06 Dec Holidays and Being Grateful: Be GLAD
The holidays are the perfect time to take stock of your life. Harvard Medical School wrote about Studies that have shown that thanking others and writing about gratitude improves your happiness and results are long-lasting. Challenge yourself this holiday season to use the approach in the GLAD Technique.
G – What is something for which you have gratitude today? Is it something we Americans often take for granted, such as clean water, a roof over our head, or clothes to wear? Or, could it be someone you appreciate today, a meaningful encounter you had? To be most effective, think about how this moment has made you feel today.
Today I am grateful for my spouse who got up early to take the garbage out during a snow day, so the kids and I could sleep in.

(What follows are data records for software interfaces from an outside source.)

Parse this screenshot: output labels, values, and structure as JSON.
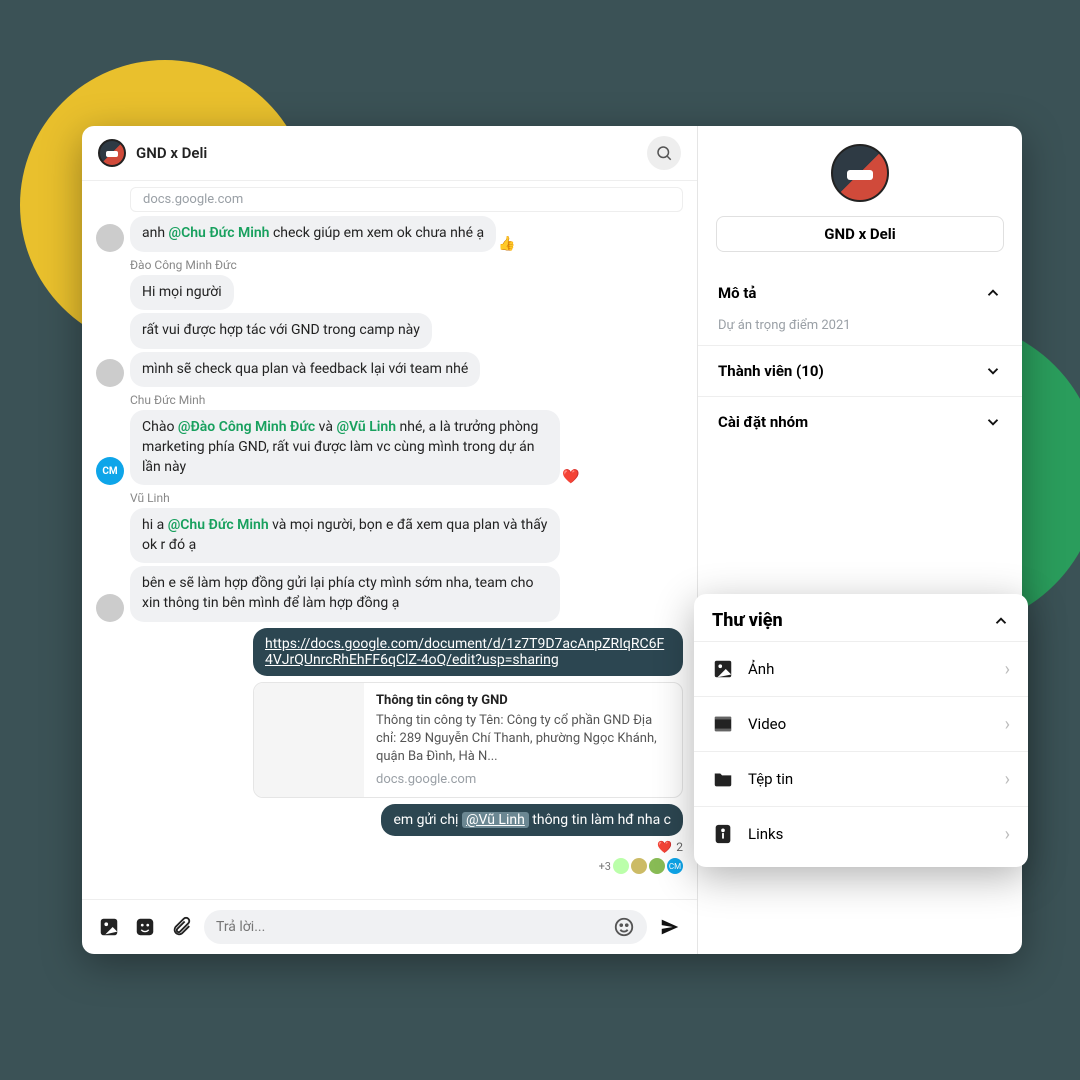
{
  "header": {
    "title": "GND x Deli"
  },
  "link_preview_source": "docs.google.com",
  "messages": {
    "m1": {
      "text_before": "anh ",
      "mention": "@Chu Đức Minh",
      "text_after": " check giúp em xem ok chưa nhé ạ",
      "reaction": "👍"
    },
    "s2": "Đào Công Minh Đức",
    "m2a": "Hi mọi người",
    "m2b": "rất vui được hợp tác với GND trong camp này",
    "m2c": "mình sẽ check qua plan và feedback lại với team nhé",
    "s3": "Chu Đức Minh",
    "m3": {
      "pre": "Chào ",
      "mention1": "@Đào Công Minh Đức",
      "mid": " và ",
      "mention2": "@Vũ Linh",
      "post": " nhé, a là trưởng phòng marketing phía GND, rất vui được làm vc cùng mình trong dự án lần này",
      "reaction": "❤️"
    },
    "s4": "Vũ Linh",
    "m4a": {
      "pre": "hi a ",
      "mention": "@Chu Đức Minh",
      "post": " và mọi người, bọn e đã xem qua plan và thấy ok r đó ạ"
    },
    "m4b": "bên e sẽ làm hợp đồng gửi lại phía cty mình sớm nha, team cho xin thông tin bên mình để làm hợp đồng ạ",
    "link": "https://docs.google.com/document/d/1z7T9D7acAnpZRIqRC6F4VJrQUnrcRhEhFF6qClZ-4oQ/edit?usp=sharing",
    "card": {
      "title": "Thông tin công ty GND",
      "desc": "Thông tin công ty Tên: Công ty cổ phần GND Địa chỉ: 289 Nguyễn Chí Thanh, phường Ngọc Khánh, quận Ba Đình, Hà N...",
      "source": "docs.google.com"
    },
    "m5": {
      "pre": "em gửi chị ",
      "mention": "@Vũ Linh",
      "post": " thông tin làm hđ nha c"
    },
    "react_right": {
      "emoji": "❤️",
      "count": "2"
    },
    "seen_more": "+3"
  },
  "composer": {
    "placeholder": "Trả lời..."
  },
  "side": {
    "group_name": "GND x Deli",
    "sections": {
      "desc_label": "Mô tả",
      "desc_text": "Dự án trọng điểm 2021",
      "members_label": "Thành viên (10)",
      "settings_label": "Cài đặt nhóm"
    }
  },
  "library": {
    "title": "Thư viện",
    "items": {
      "images": "Ảnh",
      "video": "Video",
      "files": "Tệp tin",
      "links": "Links"
    }
  },
  "avatar_initials": {
    "cm": "CM"
  }
}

L – What you learned today. Was it something about yourself, something new that you learned from someone else? It can mean learning a new fact or a more efficient way of doing an ordinary task. When you open your mind to new information and experiences, you will be able to see the possibilities in a new day.
Today I learned that I feel energized when I work out in the morning. I will make a point to exercise first thing in the morning to increase my energy.
A – An accomplishment. This can be something small that you normally wouldn’t acknowledge as significant, but may have made a small difference in your mood or someone else’s day. For example:
- Waking up without hitting the snooze button the third time
- Eating a healthy meal instead of fast food
- Exercising for 10 minutes instead of skipping the workout because you didn’t have “enough time”
- Sleeping for 7 hours
- Reaching out to a friend you have been meaning to call or text.
- Cleared your desk
- Put away the dishes you usually leave until the next meal
D – One element of delight that touched you today. This could be anything that made you smile, encouraged you, or made you aware of your surroundings. Did you notice an element of nature? Maybe a new, clever ad on the highway or train? Did you hear a favorite song from childhood? Maybe you witnessed a child notice something new for the first time.
Today I was delighted when I watched a child making snow angels in their front lawn and loved seeing someone enjoy the freshly fallen snow I began to dread as I geared up to shovel.
Theresa is a Licensed Professional Counselor who earned her master’s degree from the Institute for the Psychological Sciences in Washington, DC. She has experience working in various levels of care including residential treatment, school, non-profit organization, and outpatient mental health settings. Theresa has clinical experience treating children, teens, adults, and families who struggle with PTSD, mood disorders, eating disorders, substance abuse, self-injurious behaviors, low self-esteem, defiant behavior, impulsivity issues, and psychosis. She emphasizes an integrative and collaborative approach to therapy depending on a client’s unique needs and goals. She utilizes evidenced-based treatments drawing from the Internal Family Systems Model, DBT, CBT, and Mindfulness-based therapies. Theresa believes that change occurs through a caring and trusting therapeutic relationship cultivated by empathy, respect, and understanding. Whether addressing daily life issues or more severe psychological concerns Theresa believes each one of her clients is capable of flourishing in his or her own life. She focuses on increasing self-awareness, facilitating personal growth, and fostering enrichment in relationships with her clients. In her free time Theresa enjoys riding her bike around Chicago, trying new restaurants with friends, and working in the garden.